Reactive programming (RP) is based on data flows and the propagation of change, with the underlying execution model of a programming language automatically propagating changes through the data flow. With the popularity of event-driven, scalable, and interactive architectures both on the server and the client, the concept of “reactiveness” is increasingly gaining attention.
Web Components is a W3C specification that aims to enable Web developers to define widgets with a high level of visual richness and interactivity, together with ease of composition. Until proper browser support is here, developers can be using the Brick library that provides new custom HTML tags to abstract away common user interface patterns.
Bootstrap 3.0 comes with a new look, more components, lots of breaking changes and fixes.
OAuth.io is an API and a service interfacing with more than 80 OAuth providers. This article contains an interview with Mehdi Medjaoui, Co-founder of OAuth.io, providing details on security, licensing and future developments.
Nightly build of WebKit now supports the W3C srcset attribute spec on image elements, allowing developers to specify higher-quality images for your users who have high-res displays, without penalizing the users who don’t. It also provides a graceful fallback for browsers that don’t yet support the feature.
The rising popularity of modular, polyglot application stacks has restarted a conversation at the OSGi Alliance about providing a language and run-time neutral version of the standard.
InfoQ's research initiative continues with an 16th question about: "Ruby On Rails State of Practice: Testing". This is a new service we hope will provide you with up-to-date & bias-free community-based insight into trends & behaviors that affect enterprise software development. Unlike traditional vendor/analyst-based research, our research is based on answers provided by YOU.
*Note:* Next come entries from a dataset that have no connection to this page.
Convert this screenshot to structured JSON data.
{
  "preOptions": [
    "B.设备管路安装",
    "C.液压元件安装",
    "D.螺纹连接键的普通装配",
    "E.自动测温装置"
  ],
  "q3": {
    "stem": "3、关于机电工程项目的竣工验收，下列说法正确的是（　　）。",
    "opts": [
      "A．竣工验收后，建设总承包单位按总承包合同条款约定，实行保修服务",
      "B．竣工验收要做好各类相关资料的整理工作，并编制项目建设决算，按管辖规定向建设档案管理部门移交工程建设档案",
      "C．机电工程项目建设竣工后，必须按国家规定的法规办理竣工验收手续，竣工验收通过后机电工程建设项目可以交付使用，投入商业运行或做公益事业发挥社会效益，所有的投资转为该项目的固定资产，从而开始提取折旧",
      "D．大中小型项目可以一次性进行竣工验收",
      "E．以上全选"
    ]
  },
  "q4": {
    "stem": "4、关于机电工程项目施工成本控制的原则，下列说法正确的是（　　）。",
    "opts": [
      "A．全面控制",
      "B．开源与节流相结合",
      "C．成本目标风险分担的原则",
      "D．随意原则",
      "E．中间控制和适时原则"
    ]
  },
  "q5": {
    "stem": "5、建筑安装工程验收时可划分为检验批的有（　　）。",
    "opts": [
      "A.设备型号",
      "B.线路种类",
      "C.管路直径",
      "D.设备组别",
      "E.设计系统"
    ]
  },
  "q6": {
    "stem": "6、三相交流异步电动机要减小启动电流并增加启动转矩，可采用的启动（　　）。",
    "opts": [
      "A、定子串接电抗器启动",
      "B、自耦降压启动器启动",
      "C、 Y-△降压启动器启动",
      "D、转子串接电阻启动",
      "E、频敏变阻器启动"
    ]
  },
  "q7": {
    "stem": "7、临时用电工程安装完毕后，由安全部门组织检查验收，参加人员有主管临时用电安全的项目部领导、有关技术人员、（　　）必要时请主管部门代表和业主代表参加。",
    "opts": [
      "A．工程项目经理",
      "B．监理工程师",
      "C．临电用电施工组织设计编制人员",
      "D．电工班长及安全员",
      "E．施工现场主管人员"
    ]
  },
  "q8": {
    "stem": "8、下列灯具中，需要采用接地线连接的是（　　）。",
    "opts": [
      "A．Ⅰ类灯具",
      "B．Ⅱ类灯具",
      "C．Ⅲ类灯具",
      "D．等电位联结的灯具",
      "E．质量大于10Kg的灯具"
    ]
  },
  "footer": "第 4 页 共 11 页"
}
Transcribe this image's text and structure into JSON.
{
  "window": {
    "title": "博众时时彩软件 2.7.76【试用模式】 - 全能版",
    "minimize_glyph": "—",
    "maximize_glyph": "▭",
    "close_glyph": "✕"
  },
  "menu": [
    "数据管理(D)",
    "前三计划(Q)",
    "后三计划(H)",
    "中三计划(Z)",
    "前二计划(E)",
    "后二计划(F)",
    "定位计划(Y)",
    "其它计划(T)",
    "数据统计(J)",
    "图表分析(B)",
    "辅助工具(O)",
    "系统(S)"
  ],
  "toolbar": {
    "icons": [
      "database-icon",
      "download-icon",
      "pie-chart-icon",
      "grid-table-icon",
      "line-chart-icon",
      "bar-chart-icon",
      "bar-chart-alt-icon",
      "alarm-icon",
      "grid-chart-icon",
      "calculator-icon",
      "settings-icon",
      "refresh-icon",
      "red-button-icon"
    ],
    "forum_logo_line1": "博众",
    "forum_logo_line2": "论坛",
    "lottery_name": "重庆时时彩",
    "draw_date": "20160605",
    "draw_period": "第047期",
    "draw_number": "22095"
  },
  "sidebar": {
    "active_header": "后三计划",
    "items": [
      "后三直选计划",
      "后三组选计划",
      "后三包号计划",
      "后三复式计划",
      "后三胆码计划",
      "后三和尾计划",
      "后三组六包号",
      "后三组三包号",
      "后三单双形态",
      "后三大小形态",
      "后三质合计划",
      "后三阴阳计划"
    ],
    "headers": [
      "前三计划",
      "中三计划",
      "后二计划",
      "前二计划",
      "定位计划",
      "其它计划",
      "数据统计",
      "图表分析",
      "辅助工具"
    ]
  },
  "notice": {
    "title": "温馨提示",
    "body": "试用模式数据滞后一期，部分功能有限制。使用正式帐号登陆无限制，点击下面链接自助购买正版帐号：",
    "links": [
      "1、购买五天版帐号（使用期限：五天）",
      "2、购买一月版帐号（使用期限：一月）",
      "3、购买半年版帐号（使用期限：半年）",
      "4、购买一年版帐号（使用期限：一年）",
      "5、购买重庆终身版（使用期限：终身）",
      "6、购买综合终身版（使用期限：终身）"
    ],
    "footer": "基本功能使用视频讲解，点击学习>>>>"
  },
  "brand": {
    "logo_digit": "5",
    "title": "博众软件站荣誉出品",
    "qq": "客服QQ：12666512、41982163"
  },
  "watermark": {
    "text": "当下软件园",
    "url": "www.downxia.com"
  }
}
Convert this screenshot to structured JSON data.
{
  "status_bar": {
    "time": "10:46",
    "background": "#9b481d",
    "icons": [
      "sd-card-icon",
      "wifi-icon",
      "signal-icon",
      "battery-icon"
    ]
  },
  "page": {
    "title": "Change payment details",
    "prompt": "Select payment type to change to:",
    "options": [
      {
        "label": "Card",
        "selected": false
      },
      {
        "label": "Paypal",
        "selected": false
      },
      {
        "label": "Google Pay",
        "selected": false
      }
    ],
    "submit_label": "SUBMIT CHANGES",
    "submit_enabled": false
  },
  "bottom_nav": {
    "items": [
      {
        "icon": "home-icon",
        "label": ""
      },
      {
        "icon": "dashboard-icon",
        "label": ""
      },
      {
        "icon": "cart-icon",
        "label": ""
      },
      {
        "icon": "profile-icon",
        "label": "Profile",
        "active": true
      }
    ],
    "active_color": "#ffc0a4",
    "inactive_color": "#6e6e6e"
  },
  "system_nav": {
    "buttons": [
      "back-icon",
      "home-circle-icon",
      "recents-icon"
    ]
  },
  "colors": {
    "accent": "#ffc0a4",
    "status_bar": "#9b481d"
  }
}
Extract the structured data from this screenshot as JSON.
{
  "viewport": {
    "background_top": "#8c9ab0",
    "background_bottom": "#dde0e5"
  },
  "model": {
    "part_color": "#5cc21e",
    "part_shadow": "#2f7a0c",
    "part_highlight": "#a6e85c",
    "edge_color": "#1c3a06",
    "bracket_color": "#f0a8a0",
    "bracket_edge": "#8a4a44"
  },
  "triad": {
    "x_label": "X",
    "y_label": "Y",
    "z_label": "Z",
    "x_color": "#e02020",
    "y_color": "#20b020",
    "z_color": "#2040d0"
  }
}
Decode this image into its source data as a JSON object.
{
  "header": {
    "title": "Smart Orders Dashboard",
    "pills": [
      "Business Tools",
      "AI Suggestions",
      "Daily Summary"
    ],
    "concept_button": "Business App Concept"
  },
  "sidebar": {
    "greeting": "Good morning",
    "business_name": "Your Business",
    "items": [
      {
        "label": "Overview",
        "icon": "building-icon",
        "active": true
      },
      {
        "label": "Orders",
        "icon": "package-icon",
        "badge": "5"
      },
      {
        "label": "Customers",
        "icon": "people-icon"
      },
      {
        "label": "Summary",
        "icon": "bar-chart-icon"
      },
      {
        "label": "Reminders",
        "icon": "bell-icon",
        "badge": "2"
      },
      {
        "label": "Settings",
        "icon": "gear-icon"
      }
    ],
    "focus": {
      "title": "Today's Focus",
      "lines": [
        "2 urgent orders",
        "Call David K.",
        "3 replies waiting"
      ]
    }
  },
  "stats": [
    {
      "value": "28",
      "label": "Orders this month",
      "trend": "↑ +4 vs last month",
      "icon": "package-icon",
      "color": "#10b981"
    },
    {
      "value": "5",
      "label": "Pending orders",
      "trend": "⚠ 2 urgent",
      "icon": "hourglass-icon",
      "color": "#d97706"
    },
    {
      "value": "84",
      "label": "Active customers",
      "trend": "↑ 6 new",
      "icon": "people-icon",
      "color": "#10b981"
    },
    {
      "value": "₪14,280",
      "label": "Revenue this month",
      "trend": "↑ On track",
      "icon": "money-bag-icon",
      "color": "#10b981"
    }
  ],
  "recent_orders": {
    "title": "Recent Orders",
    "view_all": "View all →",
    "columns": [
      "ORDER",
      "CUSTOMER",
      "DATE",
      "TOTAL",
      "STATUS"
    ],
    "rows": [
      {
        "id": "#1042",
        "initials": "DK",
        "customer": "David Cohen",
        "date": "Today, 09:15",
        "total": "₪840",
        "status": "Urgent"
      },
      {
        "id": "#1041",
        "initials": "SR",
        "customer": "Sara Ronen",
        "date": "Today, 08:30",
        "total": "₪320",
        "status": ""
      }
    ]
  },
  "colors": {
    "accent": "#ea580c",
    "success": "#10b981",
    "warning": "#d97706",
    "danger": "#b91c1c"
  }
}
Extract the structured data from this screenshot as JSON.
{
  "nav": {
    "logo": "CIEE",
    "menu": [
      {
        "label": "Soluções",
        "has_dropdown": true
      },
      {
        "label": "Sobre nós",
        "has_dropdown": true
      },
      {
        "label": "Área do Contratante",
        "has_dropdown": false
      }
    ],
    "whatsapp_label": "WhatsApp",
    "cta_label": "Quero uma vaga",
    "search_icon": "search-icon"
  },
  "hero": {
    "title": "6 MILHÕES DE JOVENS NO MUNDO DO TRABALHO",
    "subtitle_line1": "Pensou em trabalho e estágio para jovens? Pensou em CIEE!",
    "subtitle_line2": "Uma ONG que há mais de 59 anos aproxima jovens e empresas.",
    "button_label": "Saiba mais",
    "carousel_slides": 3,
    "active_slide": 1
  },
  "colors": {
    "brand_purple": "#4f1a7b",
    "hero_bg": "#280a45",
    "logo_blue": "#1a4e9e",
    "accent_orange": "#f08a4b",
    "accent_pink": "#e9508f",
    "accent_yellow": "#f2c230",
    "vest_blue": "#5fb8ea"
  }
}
In recent years, new trends like mobile clients and social networks forced web applications to handle more and more concurrent connections. This resulted in new server architectures based on eventing and asynchronicity which you can find for example in Vert.x. Tim Fox told InfoQ what's new in version 2.0 of Vert.x.